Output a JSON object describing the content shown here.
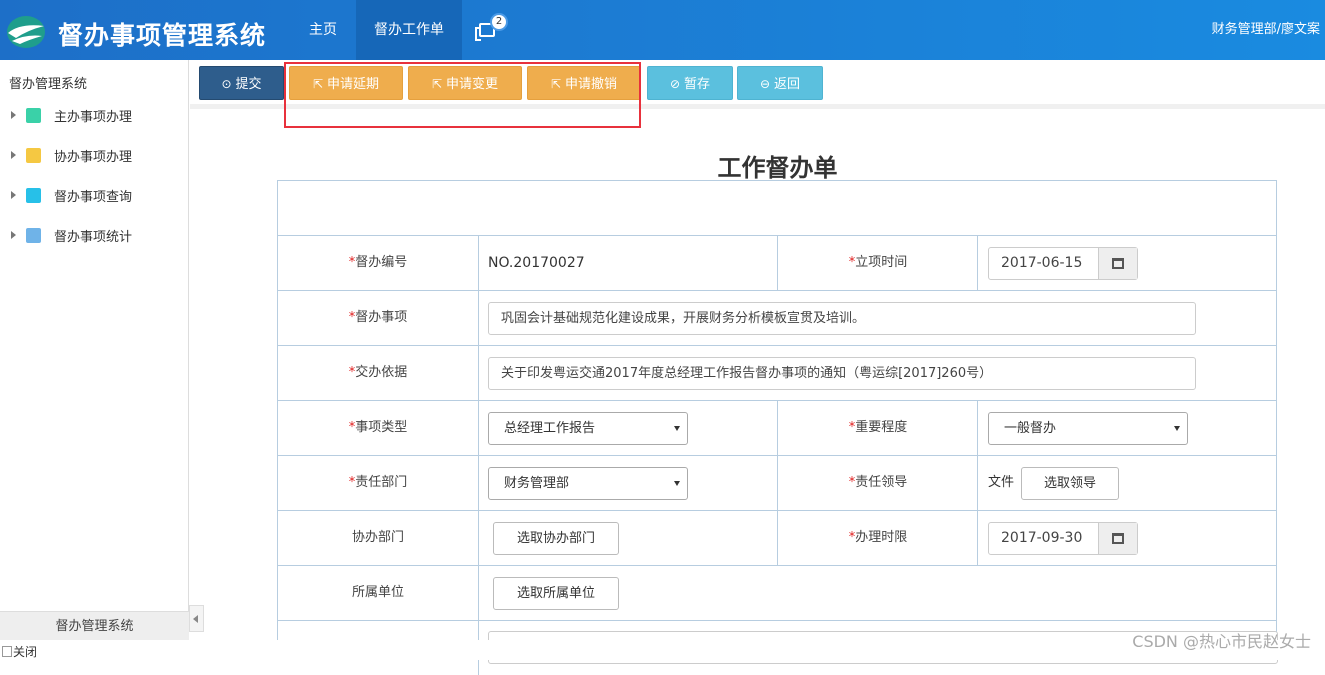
{
  "header": {
    "app_title": "督办事项管理系统",
    "nav": {
      "home": "主页",
      "work_order": "督办工作单",
      "badge_count": "2"
    },
    "user": "财务管理部/廖文案"
  },
  "sidebar": {
    "title": "督办管理系统",
    "items": [
      {
        "label": "主办事项办理",
        "icon": "user-icon",
        "color": "#3ad1a8"
      },
      {
        "label": "协办事项办理",
        "icon": "users-icon",
        "color": "#f5c842"
      },
      {
        "label": "督办事项查询",
        "icon": "search-icon",
        "color": "#27c0e8"
      },
      {
        "label": "督办事项统计",
        "icon": "chart-icon",
        "color": "#6fb3e8"
      }
    ],
    "footer": "督办管理系统"
  },
  "toolbar": {
    "submit": "提交",
    "delay": "申请延期",
    "change": "申请变更",
    "cancel": "申请撤销",
    "save": "暂存",
    "back": "返回"
  },
  "form": {
    "title": "工作督办单",
    "req_mark": "*",
    "code_label": "督办编号",
    "code_value": "NO.20170027",
    "start_label": "立项时间",
    "start_value": "2017-06-15",
    "matter_label": "督办事项",
    "matter_value": "巩固会计基础规范化建设成果，开展财务分析模板宣贯及培训。",
    "basis_label": "交办依据",
    "basis_value": "关于印发粤运交通2017年度总经理工作报告督办事项的通知（粤运综[2017]260号）",
    "type_label": "事项类型",
    "type_value": "总经理工作报告",
    "importance_label": "重要程度",
    "importance_value": "一般督办",
    "dept_label": "责任部门",
    "dept_value": "财务管理部",
    "leader_label": "责任领导",
    "leader_prefix": "文件",
    "leader_button": "选取领导",
    "assist_label": "协办部门",
    "assist_button": "选取协办部门",
    "deadline_label": "办理时限",
    "deadline_value": "2017-09-30",
    "unit_label": "所属单位",
    "unit_button": "选取所属单位"
  },
  "footer": {
    "close_alt": "关闭",
    "watermark": "CSDN @热心市民赵女士"
  }
}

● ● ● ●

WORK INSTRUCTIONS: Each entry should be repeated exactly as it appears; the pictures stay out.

RESULT FOR THIS EXERCISE:
Output a JSON object describing the content shown here.
{
  "header": {
    "app_title": "督办事项管理系统",
    "nav": {
      "home": "主页",
      "work_order": "督办工作单",
      "badge_count": "2"
    },
    "user": "财务管理部/廖文案"
  },
  "sidebar": {
    "title": "督办管理系统",
    "items": [
      {
        "label": "主办事项办理",
        "icon": "user-icon",
        "color": "#3ad1a8"
      },
      {
        "label": "协办事项办理",
        "icon": "users-icon",
        "color": "#f5c842"
      },
      {
        "label": "督办事项查询",
        "icon": "search-icon",
        "color": "#27c0e8"
      },
      {
        "label": "督办事项统计",
        "icon": "chart-icon",
        "color": "#6fb3e8"
      }
    ],
    "footer": "督办管理系统"
  },
  "toolbar": {
    "submit": "提交",
    "delay": "申请延期",
    "change": "申请变更",
    "cancel": "申请撤销",
    "save": "暂存",
    "back": "返回"
  },
  "form": {
    "title": "工作督办单",
    "req_mark": "*",
    "code_label": "督办编号",
    "code_value": "NO.20170027",
    "start_label": "立项时间",
    "start_value": "2017-06-15",
    "matter_label": "督办事项",
    "matter_value": "巩固会计基础规范化建设成果，开展财务分析模板宣贯及培训。",
    "basis_label": "交办依据",
    "basis_value": "关于印发粤运交通2017年度总经理工作报告督办事项的通知（粤运综[2017]260号）",
    "type_label": "事项类型",
    "type_value": "总经理工作报告",
    "importance_label": "重要程度",
    "importance_value": "一般督办",
    "dept_label": "责任部门",
    "dept_value": "财务管理部",
    "leader_label": "责任领导",
    "leader_prefix": "文件",
    "leader_button": "选取领导",
    "assist_label": "协办部门",
    "assist_button": "选取协办部门",
    "deadline_label": "办理时限",
    "deadline_value": "2017-09-30",
    "unit_label": "所属单位",
    "unit_button": "选取所属单位"
  },
  "footer": {
    "close_alt": "关闭",
    "watermark": "CSDN @热心市民赵女士"
  }
}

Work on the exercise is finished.